He said that if you take all the sets of empirical observations, the machinery of scientific advance chooses its favourite interpretations to create the explanations it favours. But it never occurs that these may not be the correct interpretations.

The resulting picture is crystallized in books, scientific papers, and fixed through the control of those who become famous on the back of the chosen interpretations. There can be no progress but the predefined path. All data is viewed through the prism of accepted theory.

It is worse: no experiments are carried out (or funded) because all is known; even when (in the case of my favourite absurdity, radiation and health) it is clear that the theory is wildly wrong and people are dying. Feyerabend attacked science for its rationality, advocating looking in unlikely places for inspiration.

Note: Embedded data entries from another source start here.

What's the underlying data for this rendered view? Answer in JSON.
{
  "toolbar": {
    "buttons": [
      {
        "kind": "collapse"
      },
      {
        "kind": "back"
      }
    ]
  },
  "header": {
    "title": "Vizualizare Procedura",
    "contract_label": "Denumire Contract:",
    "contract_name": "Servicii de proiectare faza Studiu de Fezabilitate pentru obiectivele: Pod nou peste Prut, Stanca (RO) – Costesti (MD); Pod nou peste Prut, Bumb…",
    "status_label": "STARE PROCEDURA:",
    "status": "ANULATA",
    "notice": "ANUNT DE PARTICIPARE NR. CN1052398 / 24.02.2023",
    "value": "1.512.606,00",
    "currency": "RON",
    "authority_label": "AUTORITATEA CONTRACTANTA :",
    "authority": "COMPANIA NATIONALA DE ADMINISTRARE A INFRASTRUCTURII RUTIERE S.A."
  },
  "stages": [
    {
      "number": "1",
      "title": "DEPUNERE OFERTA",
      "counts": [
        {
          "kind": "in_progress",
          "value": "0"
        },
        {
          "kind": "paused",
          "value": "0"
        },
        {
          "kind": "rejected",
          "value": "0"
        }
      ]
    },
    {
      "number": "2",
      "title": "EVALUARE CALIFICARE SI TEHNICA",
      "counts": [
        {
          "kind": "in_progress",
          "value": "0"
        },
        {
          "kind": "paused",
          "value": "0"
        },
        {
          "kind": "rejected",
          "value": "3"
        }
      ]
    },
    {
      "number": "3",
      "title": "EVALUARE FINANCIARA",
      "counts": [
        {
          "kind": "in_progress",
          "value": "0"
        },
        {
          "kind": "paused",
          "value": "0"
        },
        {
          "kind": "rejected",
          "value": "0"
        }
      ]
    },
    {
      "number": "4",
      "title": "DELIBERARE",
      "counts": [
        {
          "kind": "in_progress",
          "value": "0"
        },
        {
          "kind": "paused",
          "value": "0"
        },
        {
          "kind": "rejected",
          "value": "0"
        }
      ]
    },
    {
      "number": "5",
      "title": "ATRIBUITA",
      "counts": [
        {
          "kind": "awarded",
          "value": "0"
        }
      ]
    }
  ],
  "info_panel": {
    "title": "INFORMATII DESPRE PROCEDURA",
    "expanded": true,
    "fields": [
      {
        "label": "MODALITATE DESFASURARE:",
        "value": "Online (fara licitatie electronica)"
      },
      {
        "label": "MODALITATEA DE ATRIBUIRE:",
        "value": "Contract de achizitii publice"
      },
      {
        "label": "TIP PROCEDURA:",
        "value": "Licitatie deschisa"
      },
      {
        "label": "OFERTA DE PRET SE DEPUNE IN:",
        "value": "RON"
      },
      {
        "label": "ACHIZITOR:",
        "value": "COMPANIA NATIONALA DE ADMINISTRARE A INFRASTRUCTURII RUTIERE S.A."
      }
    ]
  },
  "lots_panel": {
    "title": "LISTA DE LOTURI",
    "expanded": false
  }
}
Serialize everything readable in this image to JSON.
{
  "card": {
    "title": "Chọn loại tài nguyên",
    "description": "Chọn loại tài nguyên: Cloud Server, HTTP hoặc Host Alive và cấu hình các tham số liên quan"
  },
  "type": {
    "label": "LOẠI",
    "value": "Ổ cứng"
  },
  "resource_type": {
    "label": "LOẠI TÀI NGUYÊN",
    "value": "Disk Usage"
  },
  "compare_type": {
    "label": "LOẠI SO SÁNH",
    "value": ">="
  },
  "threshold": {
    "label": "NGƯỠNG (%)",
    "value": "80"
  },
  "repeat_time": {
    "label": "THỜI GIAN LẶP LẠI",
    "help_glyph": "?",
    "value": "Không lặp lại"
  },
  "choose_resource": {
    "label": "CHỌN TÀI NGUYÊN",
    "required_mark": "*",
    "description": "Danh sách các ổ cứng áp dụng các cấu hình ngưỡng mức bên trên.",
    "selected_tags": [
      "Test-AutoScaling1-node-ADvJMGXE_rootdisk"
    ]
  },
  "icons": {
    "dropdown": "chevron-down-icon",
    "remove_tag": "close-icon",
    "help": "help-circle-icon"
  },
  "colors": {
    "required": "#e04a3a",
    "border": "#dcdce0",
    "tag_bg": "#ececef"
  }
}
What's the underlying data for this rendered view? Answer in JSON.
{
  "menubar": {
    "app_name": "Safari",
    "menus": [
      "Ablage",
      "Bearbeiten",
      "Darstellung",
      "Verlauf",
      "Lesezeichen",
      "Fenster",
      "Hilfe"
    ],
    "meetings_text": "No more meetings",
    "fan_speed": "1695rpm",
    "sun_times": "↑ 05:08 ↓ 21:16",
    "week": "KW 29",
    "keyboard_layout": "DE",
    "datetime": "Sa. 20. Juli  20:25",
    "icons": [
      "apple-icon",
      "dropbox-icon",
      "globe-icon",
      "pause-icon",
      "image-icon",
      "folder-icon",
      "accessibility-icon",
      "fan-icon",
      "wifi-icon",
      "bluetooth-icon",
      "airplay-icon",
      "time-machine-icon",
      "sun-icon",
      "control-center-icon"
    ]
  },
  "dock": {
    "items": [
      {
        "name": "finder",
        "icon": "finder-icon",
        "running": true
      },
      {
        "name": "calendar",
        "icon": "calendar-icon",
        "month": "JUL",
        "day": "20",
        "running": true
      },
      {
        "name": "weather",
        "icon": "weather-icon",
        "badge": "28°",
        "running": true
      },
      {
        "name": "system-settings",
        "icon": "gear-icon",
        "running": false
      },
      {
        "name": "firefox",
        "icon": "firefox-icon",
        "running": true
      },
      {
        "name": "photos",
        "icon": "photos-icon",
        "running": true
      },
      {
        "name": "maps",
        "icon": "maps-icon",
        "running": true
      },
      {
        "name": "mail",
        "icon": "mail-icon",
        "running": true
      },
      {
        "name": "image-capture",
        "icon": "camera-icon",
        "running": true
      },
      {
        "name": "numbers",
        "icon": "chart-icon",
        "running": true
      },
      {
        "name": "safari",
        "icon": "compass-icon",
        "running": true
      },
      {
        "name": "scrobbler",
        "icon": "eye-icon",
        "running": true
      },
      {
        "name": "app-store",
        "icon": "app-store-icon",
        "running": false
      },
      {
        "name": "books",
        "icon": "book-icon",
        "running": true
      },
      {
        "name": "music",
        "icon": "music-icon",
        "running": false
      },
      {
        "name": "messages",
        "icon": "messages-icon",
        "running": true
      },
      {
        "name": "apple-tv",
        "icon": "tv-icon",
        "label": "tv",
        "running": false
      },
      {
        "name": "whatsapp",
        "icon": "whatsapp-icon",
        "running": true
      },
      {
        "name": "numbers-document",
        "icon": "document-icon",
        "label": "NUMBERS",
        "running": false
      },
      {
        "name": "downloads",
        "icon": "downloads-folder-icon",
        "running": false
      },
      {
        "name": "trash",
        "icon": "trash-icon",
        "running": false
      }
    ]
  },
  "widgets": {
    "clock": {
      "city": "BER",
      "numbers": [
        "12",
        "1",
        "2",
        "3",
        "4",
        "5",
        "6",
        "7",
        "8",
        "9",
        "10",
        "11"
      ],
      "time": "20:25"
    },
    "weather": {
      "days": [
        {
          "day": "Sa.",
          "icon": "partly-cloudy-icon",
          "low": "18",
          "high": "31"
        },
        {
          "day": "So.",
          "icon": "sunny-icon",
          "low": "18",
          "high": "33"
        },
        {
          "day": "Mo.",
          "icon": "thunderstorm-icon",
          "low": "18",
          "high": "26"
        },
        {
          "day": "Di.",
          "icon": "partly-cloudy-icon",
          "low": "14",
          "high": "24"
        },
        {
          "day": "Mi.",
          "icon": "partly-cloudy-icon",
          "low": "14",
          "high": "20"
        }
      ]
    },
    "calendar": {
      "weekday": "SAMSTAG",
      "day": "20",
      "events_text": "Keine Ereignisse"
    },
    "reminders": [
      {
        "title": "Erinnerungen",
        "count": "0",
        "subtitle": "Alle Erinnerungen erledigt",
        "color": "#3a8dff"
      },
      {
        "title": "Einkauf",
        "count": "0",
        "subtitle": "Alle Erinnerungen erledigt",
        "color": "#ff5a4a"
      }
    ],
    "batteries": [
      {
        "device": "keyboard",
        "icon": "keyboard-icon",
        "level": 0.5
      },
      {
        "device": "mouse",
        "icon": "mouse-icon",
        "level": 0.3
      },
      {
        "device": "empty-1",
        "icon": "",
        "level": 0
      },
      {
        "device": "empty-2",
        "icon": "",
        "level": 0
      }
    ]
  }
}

He took issue with the philosophers of science, Popper and Kuhn, and he wrote that major developments come out of the blue and do not result from 'scientific method'. The only scientific method there was, he wrote, was "anything goes".

Deep Thought ... for me, a lifetime's worth

If I am right, it is a Big Deal. It is what Deep Thought was trying to figure out. It was what (extraordinarily) Erwin Schrödinger himself missed.

However, following Feyerabend's admonition, we could look back and get a clue from John Dryden. Handel's Ode for St Cecilia's day, (Dryden's 1687 poem) turns out to be pretty accurate:

From harmony, from heavenly harmony,
this universal frame began.
When Nature underneath a heap
of jarring atoms laid.
A tuneful voice was heard on high.
Arise, ye more than Dead.
Then cold, and hot, and moist, and dry,
In order to their stations leap!
And music's power obey!
And music's power obey!



The book: Christopher Busby (2015) 'What is Life? On the origin and mechanism of living systems'. QTP Publications. Illustrated by Saoirse Morgan. ISBN 978-0-9565132-1-2, 130pp. Order from Amazon UK (£10.00) or QTP publications 10 Bratwell Rd, Coleraine, BT51 4LB.

Chris Busby is an expert on the health effects of ionizing radiation. He qualified in Chemical Physics at the Universities of London and Kent, and worked on the molecular physical chemistry of living cells for the Wellcome Foundation. Professor Busby is the Scientific Secretary of the European Committee on Radiation Risk based in Brussels and has edited many of its publications since its founding in 1998. He has held a number of honorary University positions, including Visiting Professor in the Faculty of Health of the University of Ulster. Busby currently lives in Riga, Latvia. See also: chrisbusbyexposed.org, greenaudit.org and llrc.org.